Sen. Chris Coons applauded passage of the 2018 Farm Bill by the U.S. Senate Committee on Agriculture, Nutrition and Forestry by a bipartisan vote of 20-1.

The bill now moves to the full Senate for consideration.

“Defending Delaware’s working families, farmers and our environment are top priorities for me,” said Coons. “I am pleased that the leadership of the Senate Agriculture Committee worked together to craft a bipartisan package that will sustain the farm safety net, support agriculture research and education at Delaware universities, invest in our rural communities and preserve nutrition programs like SNAP, which helps feed more than 150,000 Delawareans a month. The Farm Bill has a long history of bipartisan support, and I am glad we are continuing that tradition.”

The bill includes a provision championed by Coons that will add international collaboration to the purposes of agricultural research supported by the U.S. Department of Agriculture. This will allow researchers in the U.S. to collaborate more easily with their international counterparts to study emerging animal and plant diseases, improve crop varieties and animal breeds and develop safe, efficient and nutritious food systems.

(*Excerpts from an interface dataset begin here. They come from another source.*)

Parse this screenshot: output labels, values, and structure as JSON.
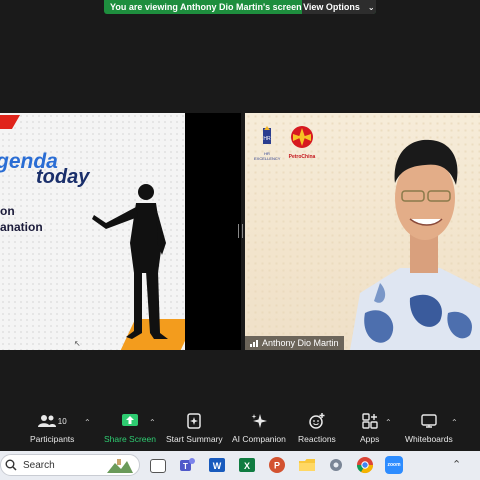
{
  "banner": {
    "message": "You are viewing Anthony Dio Martin's screen",
    "view_options": "View Options"
  },
  "slide": {
    "brand_line1": "genda",
    "brand_line2": "today",
    "topic_line1": "on",
    "topic_line2": "anation"
  },
  "video": {
    "participant_name": "Anthony Dio Martin",
    "logo_hr_text": "HR EXCELLENCY",
    "logo_petrochina_text": "PetroChina"
  },
  "toolbar": {
    "participants_count": "10",
    "participants": "Participants",
    "share_screen": "Share Screen",
    "start_summary": "Start Summary",
    "ai_companion": "AI Companion",
    "reactions": "Reactions",
    "apps": "Apps",
    "whiteboards": "Whiteboards"
  },
  "taskbar": {
    "search_placeholder": "Search",
    "apps": [
      "desktop-widget",
      "task-view",
      "teams",
      "word",
      "excel",
      "powerpoint",
      "file-explorer",
      "settings",
      "chrome",
      "zoom"
    ],
    "zoom_label": "zoom"
  },
  "colors": {
    "banner_green": "#1e8e3e",
    "share_green": "#2ecc71",
    "slide_orange": "#f39c1d",
    "slide_blue": "#2a6dd4"
  }
}
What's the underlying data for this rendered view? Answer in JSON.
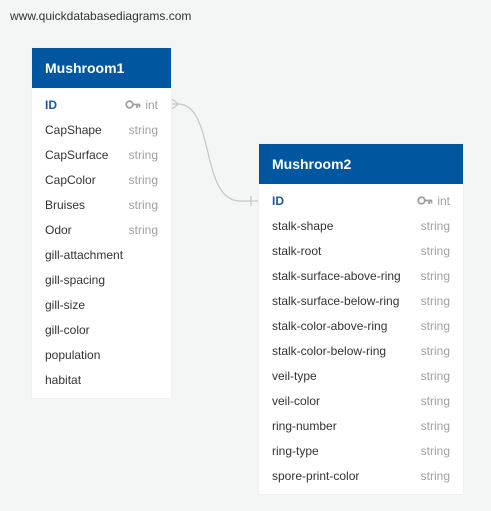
{
  "watermark": "www.quickdatabasediagrams.com",
  "colors": {
    "header": "#00569f",
    "pk": "#1a5aa0",
    "type": "#a0a0a0",
    "connector": "#c8c8c8",
    "background": "#f4f5f5"
  },
  "tables": [
    {
      "name": "Mushroom1",
      "columns": [
        {
          "name": "ID",
          "type": "int",
          "pk": true
        },
        {
          "name": "CapShape",
          "type": "string"
        },
        {
          "name": "CapSurface",
          "type": "string"
        },
        {
          "name": "CapColor",
          "type": "string"
        },
        {
          "name": "Bruises",
          "type": "string"
        },
        {
          "name": "Odor",
          "type": "string"
        },
        {
          "name": "gill-attachment",
          "type": ""
        },
        {
          "name": "gill-spacing",
          "type": ""
        },
        {
          "name": "gill-size",
          "type": ""
        },
        {
          "name": "gill-color",
          "type": ""
        },
        {
          "name": "population",
          "type": ""
        },
        {
          "name": "habitat",
          "type": ""
        }
      ]
    },
    {
      "name": "Mushroom2",
      "columns": [
        {
          "name": "ID",
          "type": "int",
          "pk": true
        },
        {
          "name": "stalk-shape",
          "type": "string"
        },
        {
          "name": "stalk-root",
          "type": "string"
        },
        {
          "name": "stalk-surface-above-ring",
          "type": "string"
        },
        {
          "name": "stalk-surface-below-ring",
          "type": "string"
        },
        {
          "name": "stalk-color-above-ring",
          "type": "string"
        },
        {
          "name": "stalk-color-below-ring",
          "type": "string"
        },
        {
          "name": "veil-type",
          "type": "string"
        },
        {
          "name": "veil-color",
          "type": "string"
        },
        {
          "name": "ring-number",
          "type": "string"
        },
        {
          "name": "ring-type",
          "type": "string"
        },
        {
          "name": "spore-print-color",
          "type": "string"
        }
      ]
    }
  ]
}
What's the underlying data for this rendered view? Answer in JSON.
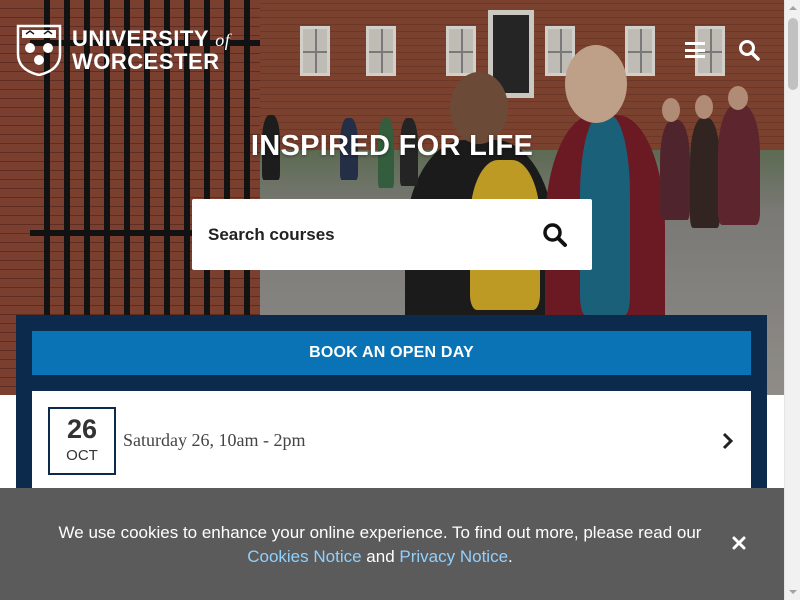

Other highlights for Delaware include:

— Strong support for rural infrastructure, including increased funding for rural water and wastewater grants, the Circuit Rider Program and emergency water assistance grants. These programs help ensure that rural communities in Delaware have clean, safe and affordable drinking water and sewer service.

— Continued support for agricultural conservation programs such as the Conservation Stewardship Program, Environmental Quality Incentives Program and Regional Conservation Partnership Program. These programs offer crucial tools that help farmers in Delaware and around the U.S. protect water quality, conserve soil, enhance wildlife habitat and protect land.

— Improvements to the Chesapeake Bay Farm Bill Enhancements Act (S. 2039) championed by Coons and senators from the Chesapeake Bay area. These changes double funding for the RCPP program and create more opportunities for farmers on Delmarva and throughout the Chesapeake Bay watershed to benefit from the program, continuing a strong foundation for restoring the health of the watershed.

— Support for agricultural research, education, and extension programs at land-grant universities like the University of Delaware and Delaware State University. This includes a provision supported by Coons as part of the Carryover Equity Act of 2018 (S. 2384), which would benefit Delaware State University by fixing a provision that prohibits 1890 Land-Grant Institutions from carrying over more than 20 percent of their equity from one fiscal year to the next. This measure allows Delaware State University and 18 other 1890 institutions the same financial flexibility afforded to other land-grant universities throughout the nation.

— Doubles funding for the National Animal Health Laboratory Network. NAHLN is a partnership of federal, state and university-associated laboratories that helps track, diagnose and stop large-scale animal disease outbreaks like avian influenza. The University of Delaware’s Lasher Laboratory in Georgetown is a member of NAHLN, with world-renowned AI experts. Increased funding for NAHLN will help poultry farmers on Delmarva better protect their flocks from outbreaks.